Perhaps, when we think about some of the great Marcelo Bielsa teams, this was the sort of thing we had in mind. Feverish attacking football played at a breakneck pace, with courage and verve and runners peeling in all directions. Players seamlessly switching positions and assuming each other’s roles. The problem for Leeds United was that for most of the game they were on the receiving end.
Not that you would have known it to look at them. Normally you get some sense of how a game is going from the demeanour and tactics of the two teams: the hunched shoulders and crumpled body language, the nonchalant rondos, the vague sense of deflation. But for most of this breathless farce, the only dead giveaway was the rapidly mounting scoreboard in the corner of the screen.
Leeds play like a team who have never seen a scoreboard in their lives.
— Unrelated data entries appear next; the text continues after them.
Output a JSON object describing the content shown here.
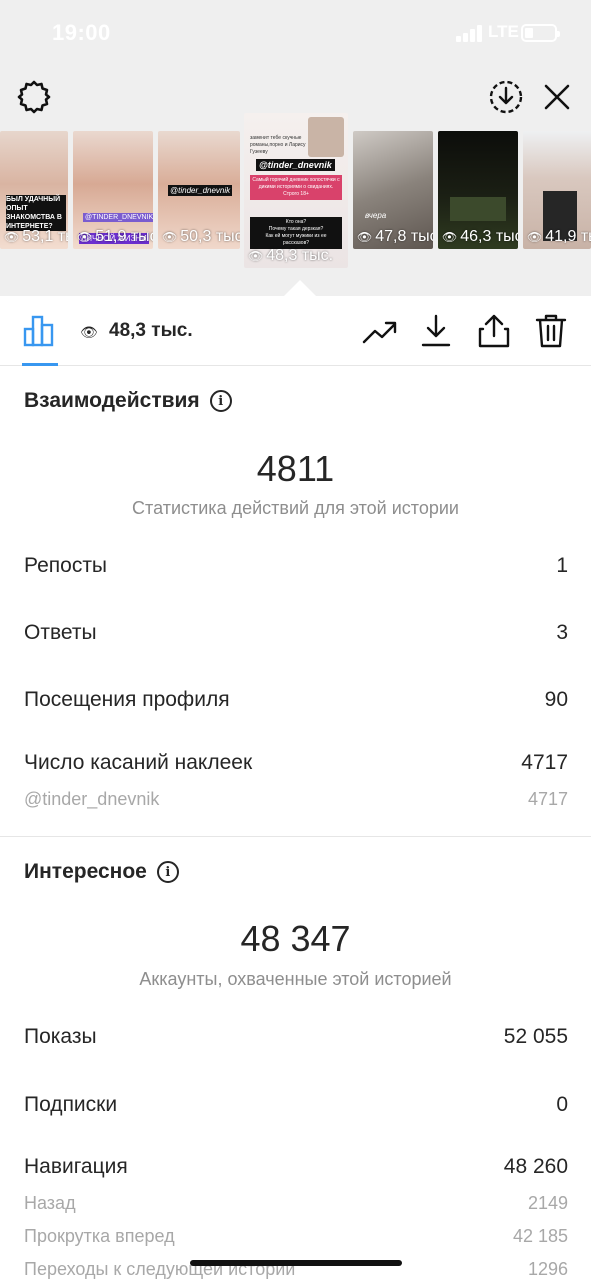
{
  "status_bar": {
    "time": "19:00",
    "network": "LTE"
  },
  "stories": [
    {
      "views": "53,1 тыс.",
      "overlay": [
        "БЫЛ УДАЧНЫЙ ОПЫТ ЗНАКОМСТВА В ИНТЕРНЕТЕ?",
        "ДА",
        "НЕТ"
      ]
    },
    {
      "views": "51,9 тыс.",
      "overlay": [
        "@TINDER_DNEVNIK",
        "ЛИЧНОЙ ЖИЗНИ"
      ]
    },
    {
      "views": "50,3 тыс.",
      "overlay": [
        "@tinder_dnevnik"
      ]
    },
    {
      "views": "48,3 тыс.",
      "overlay": [
        "заменит тебе скучные романы,порно и Ларису Гузееву",
        "@tinder_dnevnik",
        "Самый горячий дневник холостячки с дикими историями о свиданиях. Строго 18+",
        "Кто она?",
        "Почему такая дерзкая?",
        "Как ей могут мужики из ее рассказов?"
      ]
    },
    {
      "views": "47,8 тыс.",
      "overlay": [
        "вчера"
      ]
    },
    {
      "views": "46,3 тыс.",
      "overlay": []
    },
    {
      "views": "41,9 тыс.",
      "overlay": []
    }
  ],
  "toolbar": {
    "views": "48,3 тыс."
  },
  "interactions": {
    "title": "Взаимодействия",
    "total": "4811",
    "caption": "Статистика действий для этой истории",
    "rows": [
      {
        "label": "Репосты",
        "value": "1"
      },
      {
        "label": "Ответы",
        "value": "3"
      },
      {
        "label": "Посещения профиля",
        "value": "90"
      },
      {
        "label": "Число касаний наклеек",
        "value": "4717"
      }
    ],
    "sub_rows": [
      {
        "label": "@tinder_dnevnik",
        "value": "4717"
      }
    ]
  },
  "discovery": {
    "title": "Интересное",
    "total": "48 347",
    "caption": "Аккаунты, охваченные этой историей",
    "rows": [
      {
        "label": "Показы",
        "value": "52 055"
      },
      {
        "label": "Подписки",
        "value": "0"
      },
      {
        "label": "Навигация",
        "value": "48 260"
      }
    ],
    "sub_rows": [
      {
        "label": "Назад",
        "value": "2149"
      },
      {
        "label": "Прокрутка вперед",
        "value": "42 185"
      },
      {
        "label": "Переходы к следующей истории",
        "value": "1296"
      }
    ]
  },
  "colors": {
    "accent": "#3897f0",
    "text": "#262626",
    "muted": "#8e8e8e",
    "sub_muted": "#a8a8a8",
    "header_bg": "#efefef"
  },
  "icons": {
    "settings": "gear-icon",
    "download_circle": "download-circle-icon",
    "close": "close-icon",
    "insights": "bar-chart-icon",
    "eye": "eye-icon",
    "promote": "trend-arrow-icon",
    "save": "download-icon",
    "share": "share-icon",
    "delete": "trash-icon",
    "info": "info-icon"
  }
}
They attacked when it was 0-0. They attacked when it was 2-0 after three minutes. They were still attacking deep into injury time when they were 6-2 down and it could scarcely matter less. On some level, you assume they must grasp the concept of results, of wins and draws and points, of basic counting. But until the final whistle blows, you just have to take it on trust.
Equally, Leeds’s commitment to total entertainment this season has often come as much at their own expense as at their opponents’. Doubtless there will be those who grouse and grimace at the tributes being paid to a Bielsa team who now sit below Newcastle in the table, boast the division’s worst defence and here were handed their third solid spanking of the season.
The truth is none of this should really surprise us. Ever since their promotion was confirmed, this was how we always knew Leeds would play and – for the most part – how we always knew it would turn out. Often transcendent, often hopeless, and very occasionally making Scott McTominay look like Eusébio.
McTominay was the chief beneficiary of the early chaos, a weird and yet entirely foreseeable passage of play in which Manchester United seemed to have playmakers all over the pitch, not all of them dressed in red. For those first few minutes, the hosts were in swarm mode, stealing Leeds’s clothes and stealing the ball. Marcus Rashford and Luke Shaw morphed into ball-winning midfielders; Anthony Martial into a roving No 10, McTominay into a goal‑poaching centre-forward, putting them 2-0 ahead with two sumptuous finishes from long and close range.
To wonder what Leeds were doing while all this was unfolding is largely to miss the point. This is a team stretched paper-thin across the pitch, a system without contingencies, where even to admit the possibility that you might lose the ball in a dangerous position is its own form of surrender.
Instead, they simply ploughed on, creating and more often succumbing.
It was around the time Bruno Fernandes made it 3-0 that you realised that Leeds had walked into an ambush. An open game defined by chaos, broken play, quick exchanges, huge spaces, football played on instinct and adrenalin and glue fumes: this is exactly how Manchester United like it.
Perhaps it should not have surprised us that a match that came down to individual tussles – Aaron Wan-Bissaka v Raphinha, Fred v Rodrigo, Martial v Luke Ayling – was ultimately stormed by the team with the better individuals. The question for Leeds, I suppose, is when your meticulously choreographed chaos looks a lot like the other team’s laissez-faire, facking-run-about-a-bit chaos, then what was the point in the first place?
Curiously, as the goals continued to rain in – Victor Lindelöf , Daniel James, Fernandes again – I actually ended up with a greater admiration for Leeds at the end of the game than I had at the start. Success is success.
Winning is winning. But let’s not chuck out all semblance of context here.
Let’s look at that Leeds back four: Stuart Dallas, Ayling, Liam Cooper, Ezgjan Alioski, signed from Brentford, Bristol City, Chesterfield and Lugano for a combined total of £5.4m. Now let’s see who they were up against: Rashford, Martial, Cavani, Fernandes. Let’s face it: these players should barely exist in the same sport, let alone the same game. And yet for 90 minutes we indulge the illusion that they are equals, and every so often they comply.
Here, though, the sight of Leeds being carved open by these brilliant footballers somehow seemed to encapsulate the heroic futility of their mission. This is a team whose only strategy involves willingly opening themselves up to the world’s greatest attacking players, in the hope that somehow you’ll create enough chances for Patrick Bamford at the other end to make up for it. It feels like a form of doomed madness, and the miracle isn’t that they try. The miracle is that it ever works.